Task objective ->
Below are records; reply with nothing but the number of lines in them that contain "image".

Supplied data ->
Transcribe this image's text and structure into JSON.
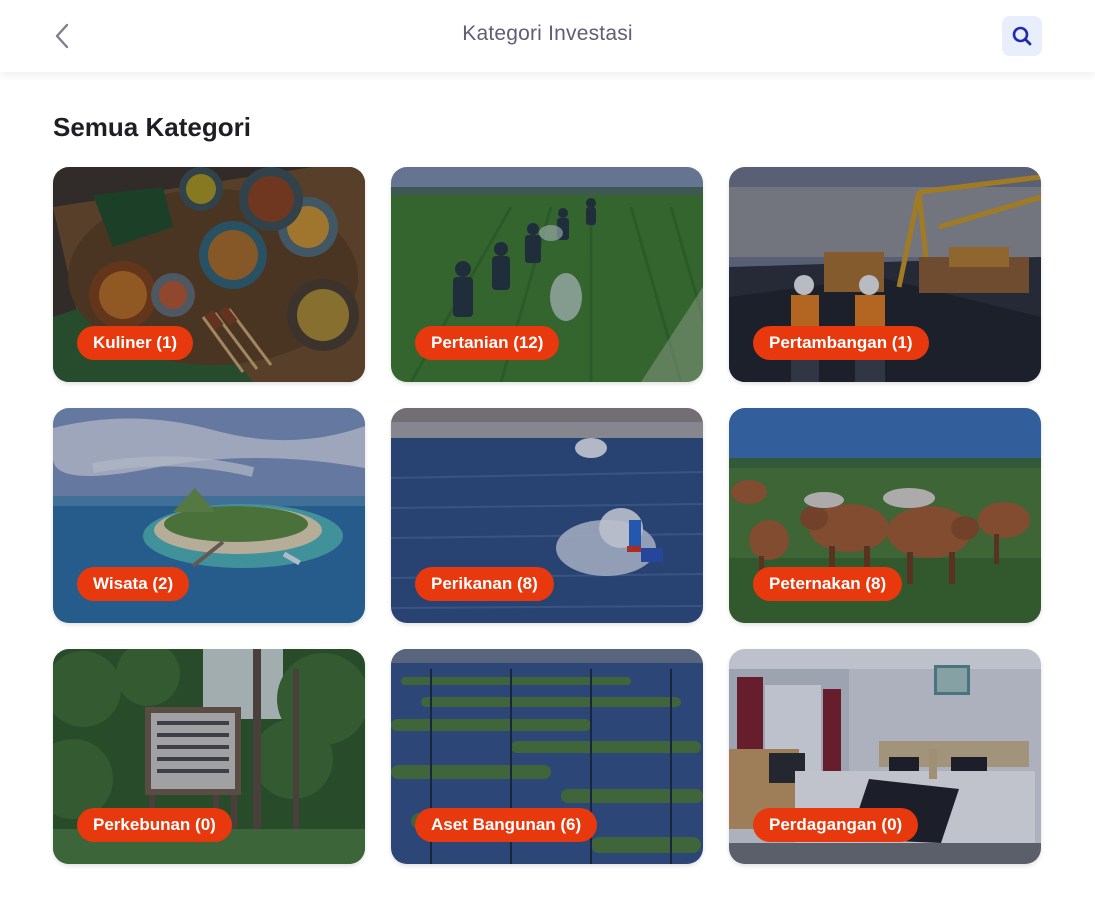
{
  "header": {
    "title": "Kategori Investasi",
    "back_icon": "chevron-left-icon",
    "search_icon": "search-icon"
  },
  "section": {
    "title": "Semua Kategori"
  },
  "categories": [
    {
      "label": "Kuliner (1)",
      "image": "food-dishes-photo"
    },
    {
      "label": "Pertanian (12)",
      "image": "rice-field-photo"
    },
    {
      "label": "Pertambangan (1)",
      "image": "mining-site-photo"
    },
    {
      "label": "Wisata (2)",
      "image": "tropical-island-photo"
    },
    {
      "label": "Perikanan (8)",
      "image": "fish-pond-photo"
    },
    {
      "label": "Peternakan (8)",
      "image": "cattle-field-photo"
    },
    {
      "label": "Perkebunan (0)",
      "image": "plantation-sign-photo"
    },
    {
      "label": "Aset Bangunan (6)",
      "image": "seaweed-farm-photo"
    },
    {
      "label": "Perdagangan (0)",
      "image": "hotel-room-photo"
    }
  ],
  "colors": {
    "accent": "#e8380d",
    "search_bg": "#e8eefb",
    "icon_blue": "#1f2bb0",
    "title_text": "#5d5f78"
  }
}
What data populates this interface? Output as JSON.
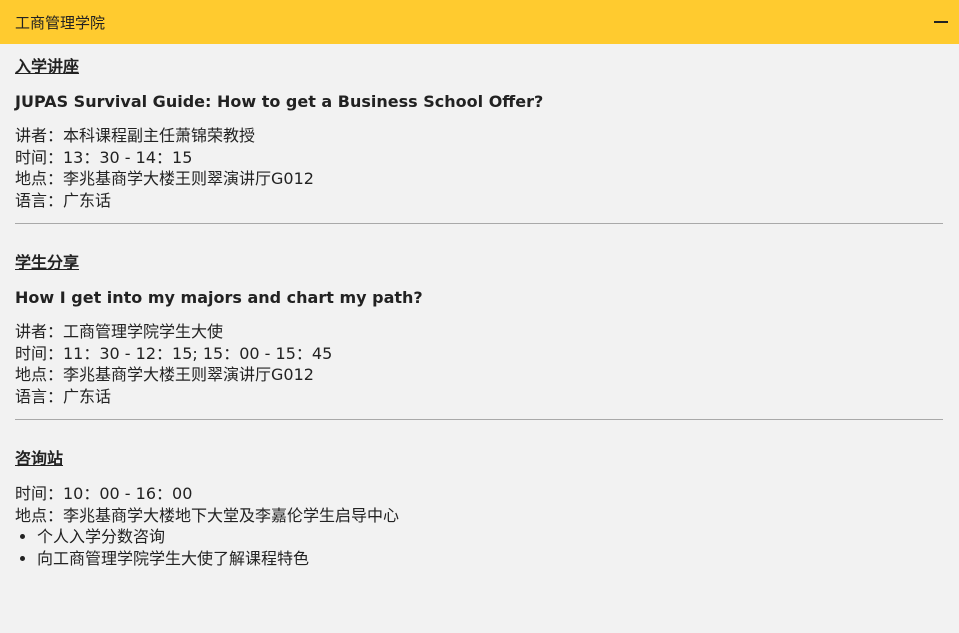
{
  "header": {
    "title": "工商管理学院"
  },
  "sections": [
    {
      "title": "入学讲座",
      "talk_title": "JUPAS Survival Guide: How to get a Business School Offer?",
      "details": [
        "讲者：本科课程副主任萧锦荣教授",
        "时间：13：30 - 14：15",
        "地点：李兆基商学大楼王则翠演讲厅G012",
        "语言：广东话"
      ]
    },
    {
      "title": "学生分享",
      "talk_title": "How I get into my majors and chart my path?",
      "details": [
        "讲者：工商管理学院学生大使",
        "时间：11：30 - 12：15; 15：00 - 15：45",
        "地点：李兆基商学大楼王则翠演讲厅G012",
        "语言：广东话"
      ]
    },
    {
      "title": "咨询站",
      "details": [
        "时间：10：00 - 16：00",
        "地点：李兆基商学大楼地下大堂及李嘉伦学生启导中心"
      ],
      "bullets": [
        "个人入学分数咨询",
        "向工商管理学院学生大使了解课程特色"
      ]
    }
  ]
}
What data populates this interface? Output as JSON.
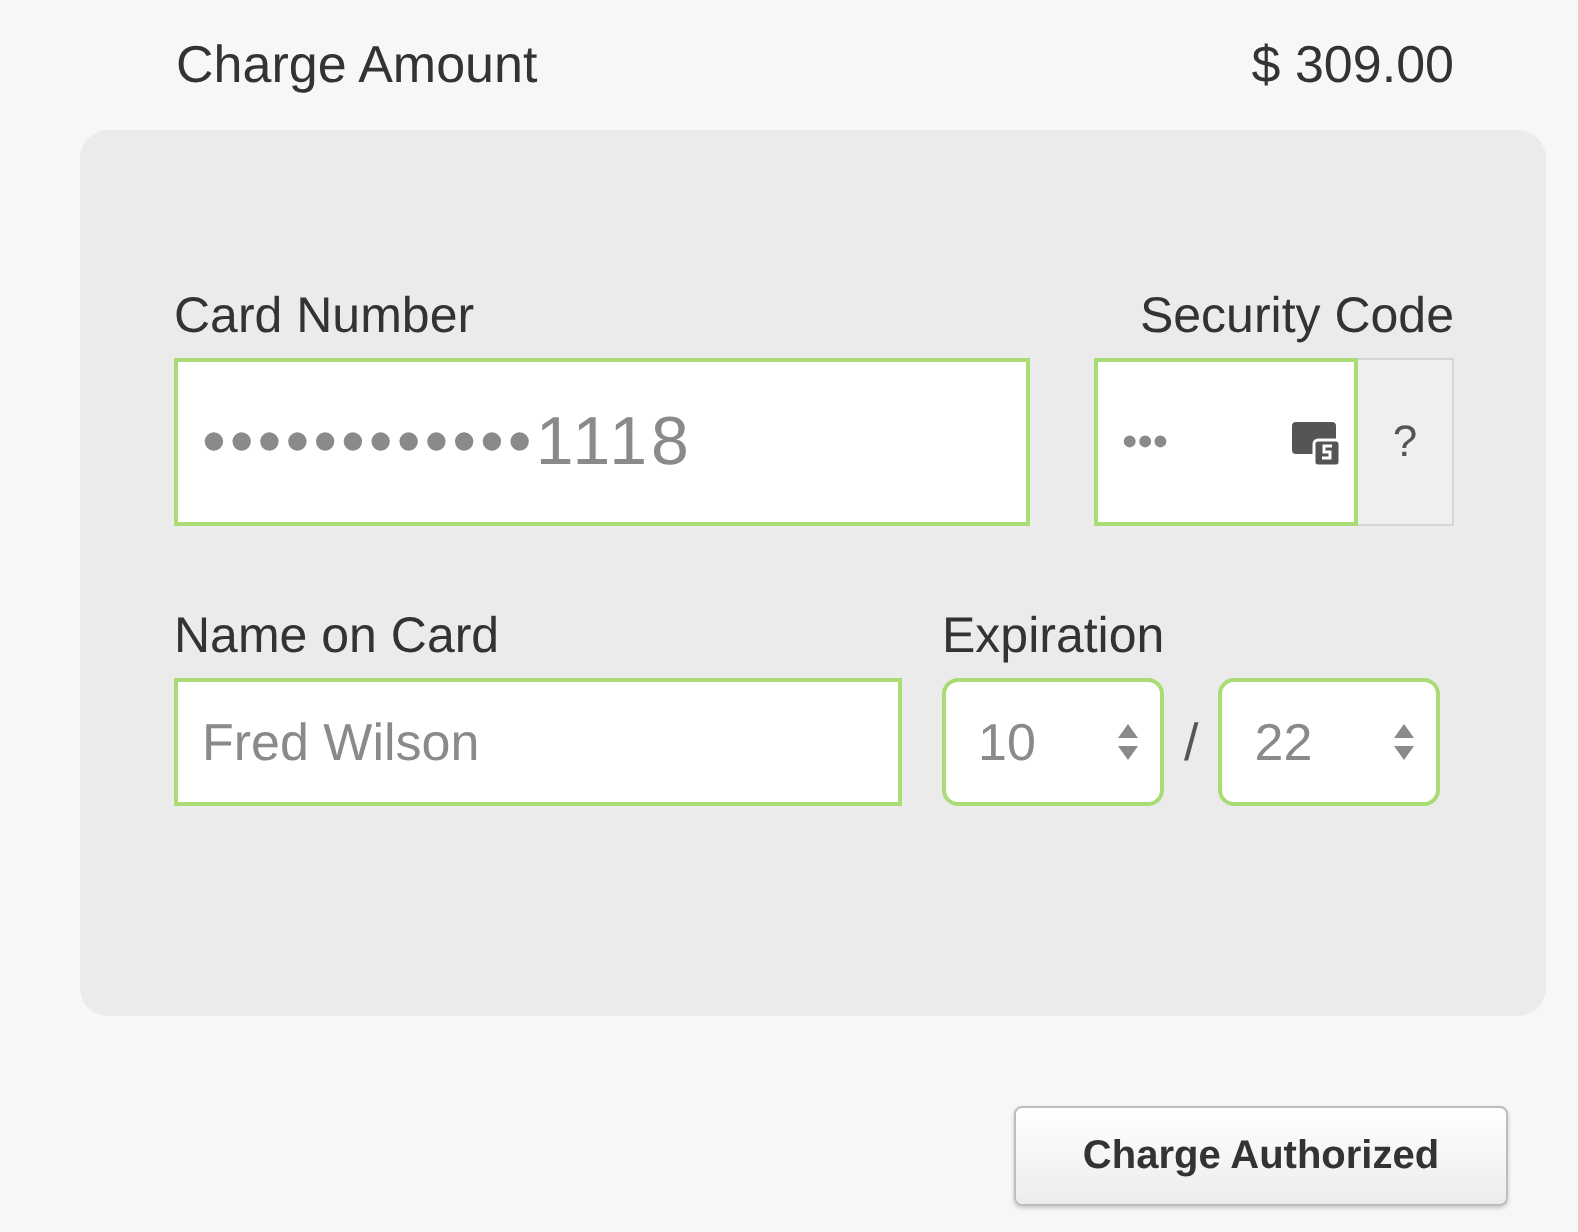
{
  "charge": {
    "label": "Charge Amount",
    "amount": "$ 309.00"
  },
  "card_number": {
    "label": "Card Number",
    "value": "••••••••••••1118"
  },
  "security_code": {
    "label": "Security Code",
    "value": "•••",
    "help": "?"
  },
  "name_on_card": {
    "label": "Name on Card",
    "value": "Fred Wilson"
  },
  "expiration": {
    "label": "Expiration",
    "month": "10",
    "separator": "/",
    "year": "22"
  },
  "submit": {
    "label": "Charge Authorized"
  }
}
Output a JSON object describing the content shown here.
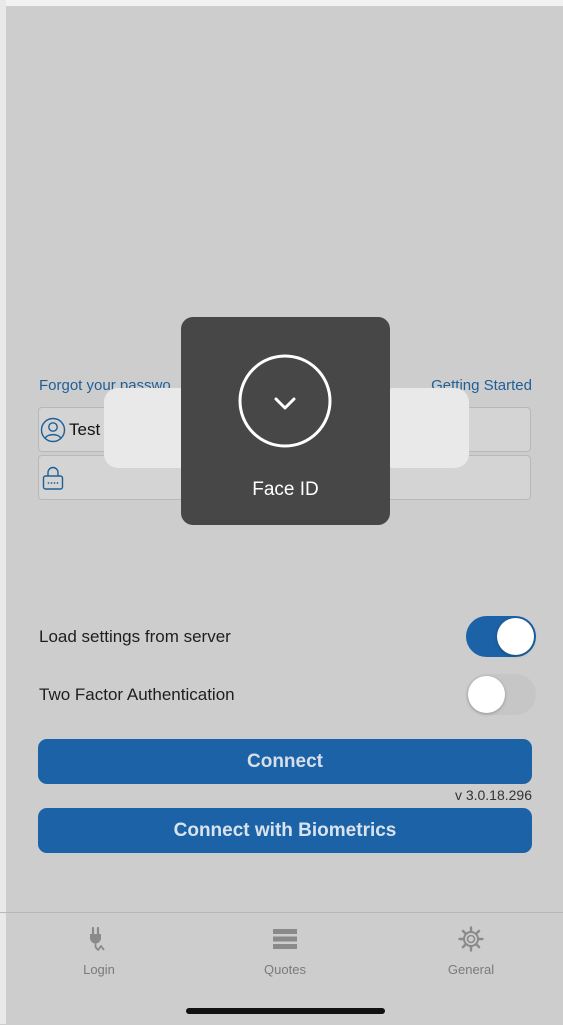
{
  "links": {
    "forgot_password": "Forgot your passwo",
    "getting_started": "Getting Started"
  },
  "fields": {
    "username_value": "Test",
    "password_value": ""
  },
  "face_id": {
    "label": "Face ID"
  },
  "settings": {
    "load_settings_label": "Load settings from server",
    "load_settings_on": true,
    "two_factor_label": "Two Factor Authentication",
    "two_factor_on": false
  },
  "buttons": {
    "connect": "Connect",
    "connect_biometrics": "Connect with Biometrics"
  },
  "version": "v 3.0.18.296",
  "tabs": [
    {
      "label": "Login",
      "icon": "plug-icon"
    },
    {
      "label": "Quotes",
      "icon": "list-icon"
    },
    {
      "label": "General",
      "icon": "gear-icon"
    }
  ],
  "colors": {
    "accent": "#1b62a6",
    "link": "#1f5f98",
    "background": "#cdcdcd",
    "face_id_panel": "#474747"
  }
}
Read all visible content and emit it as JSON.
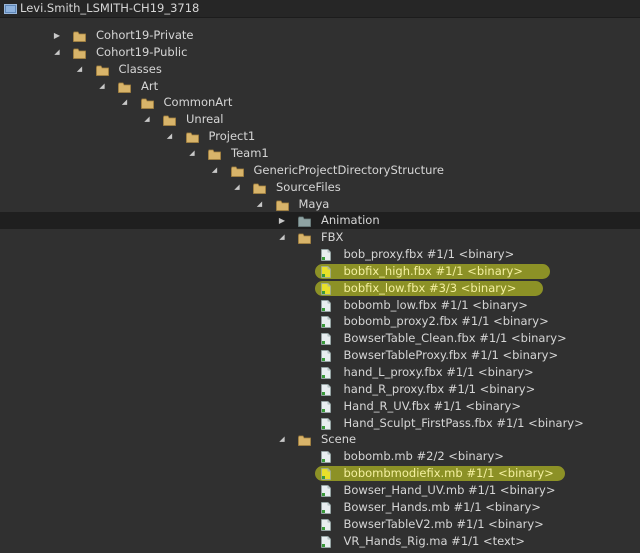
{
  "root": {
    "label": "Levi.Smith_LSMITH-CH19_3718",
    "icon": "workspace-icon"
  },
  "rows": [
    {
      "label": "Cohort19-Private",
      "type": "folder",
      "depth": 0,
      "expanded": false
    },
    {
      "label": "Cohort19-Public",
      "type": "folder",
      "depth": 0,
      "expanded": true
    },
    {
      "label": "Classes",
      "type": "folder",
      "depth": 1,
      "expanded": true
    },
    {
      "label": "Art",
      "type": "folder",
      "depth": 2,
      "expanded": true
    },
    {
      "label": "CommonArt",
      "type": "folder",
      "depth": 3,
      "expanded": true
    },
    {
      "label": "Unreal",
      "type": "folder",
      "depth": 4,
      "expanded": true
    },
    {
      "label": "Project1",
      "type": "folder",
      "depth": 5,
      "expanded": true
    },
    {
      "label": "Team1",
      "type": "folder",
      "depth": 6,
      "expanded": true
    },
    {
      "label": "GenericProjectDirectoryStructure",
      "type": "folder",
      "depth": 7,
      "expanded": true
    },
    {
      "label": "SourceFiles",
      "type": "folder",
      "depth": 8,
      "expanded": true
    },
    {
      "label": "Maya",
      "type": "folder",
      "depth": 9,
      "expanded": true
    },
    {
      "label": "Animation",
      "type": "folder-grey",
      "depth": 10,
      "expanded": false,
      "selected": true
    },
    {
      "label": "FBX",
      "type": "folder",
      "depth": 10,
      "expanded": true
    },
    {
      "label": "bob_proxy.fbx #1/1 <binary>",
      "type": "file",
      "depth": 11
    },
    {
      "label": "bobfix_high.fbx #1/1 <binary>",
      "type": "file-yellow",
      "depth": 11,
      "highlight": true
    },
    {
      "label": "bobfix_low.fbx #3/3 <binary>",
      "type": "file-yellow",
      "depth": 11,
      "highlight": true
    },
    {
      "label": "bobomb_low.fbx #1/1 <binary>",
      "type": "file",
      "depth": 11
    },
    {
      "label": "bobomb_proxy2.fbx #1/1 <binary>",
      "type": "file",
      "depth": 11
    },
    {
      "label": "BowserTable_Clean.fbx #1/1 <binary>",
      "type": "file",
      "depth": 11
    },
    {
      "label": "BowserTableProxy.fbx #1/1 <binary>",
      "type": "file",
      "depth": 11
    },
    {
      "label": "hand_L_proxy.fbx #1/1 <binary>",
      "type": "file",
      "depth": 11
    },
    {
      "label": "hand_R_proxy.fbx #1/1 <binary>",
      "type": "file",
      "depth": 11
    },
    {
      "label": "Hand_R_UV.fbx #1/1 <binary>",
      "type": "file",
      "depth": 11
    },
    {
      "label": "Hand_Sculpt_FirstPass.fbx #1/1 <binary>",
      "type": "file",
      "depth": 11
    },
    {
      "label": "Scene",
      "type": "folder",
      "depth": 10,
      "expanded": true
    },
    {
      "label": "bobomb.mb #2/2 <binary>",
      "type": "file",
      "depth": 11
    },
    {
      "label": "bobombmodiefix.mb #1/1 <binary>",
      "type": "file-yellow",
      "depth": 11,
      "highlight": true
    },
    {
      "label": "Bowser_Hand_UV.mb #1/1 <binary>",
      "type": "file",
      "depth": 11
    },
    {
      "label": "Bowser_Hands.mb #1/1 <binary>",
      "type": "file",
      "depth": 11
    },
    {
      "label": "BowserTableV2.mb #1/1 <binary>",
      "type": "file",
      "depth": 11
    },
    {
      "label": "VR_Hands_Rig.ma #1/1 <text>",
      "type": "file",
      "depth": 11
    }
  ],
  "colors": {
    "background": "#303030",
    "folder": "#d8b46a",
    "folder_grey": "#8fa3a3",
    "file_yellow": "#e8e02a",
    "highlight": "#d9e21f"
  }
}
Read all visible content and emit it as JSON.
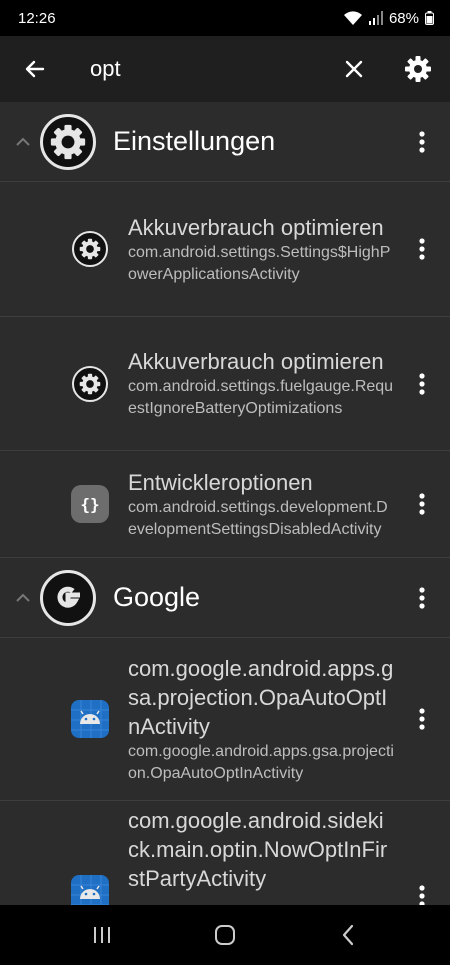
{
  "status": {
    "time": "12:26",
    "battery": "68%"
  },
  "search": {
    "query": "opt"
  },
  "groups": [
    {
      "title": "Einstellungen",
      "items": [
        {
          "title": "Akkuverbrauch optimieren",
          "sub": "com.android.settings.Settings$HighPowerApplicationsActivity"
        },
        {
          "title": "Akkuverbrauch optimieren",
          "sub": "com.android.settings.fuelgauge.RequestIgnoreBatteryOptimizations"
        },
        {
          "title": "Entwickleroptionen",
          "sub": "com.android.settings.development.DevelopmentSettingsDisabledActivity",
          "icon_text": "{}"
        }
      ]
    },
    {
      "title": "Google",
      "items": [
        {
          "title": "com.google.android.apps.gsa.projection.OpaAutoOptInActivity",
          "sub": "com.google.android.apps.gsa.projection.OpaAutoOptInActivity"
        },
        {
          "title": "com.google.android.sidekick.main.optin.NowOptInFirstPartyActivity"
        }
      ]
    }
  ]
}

Exercise response ->
10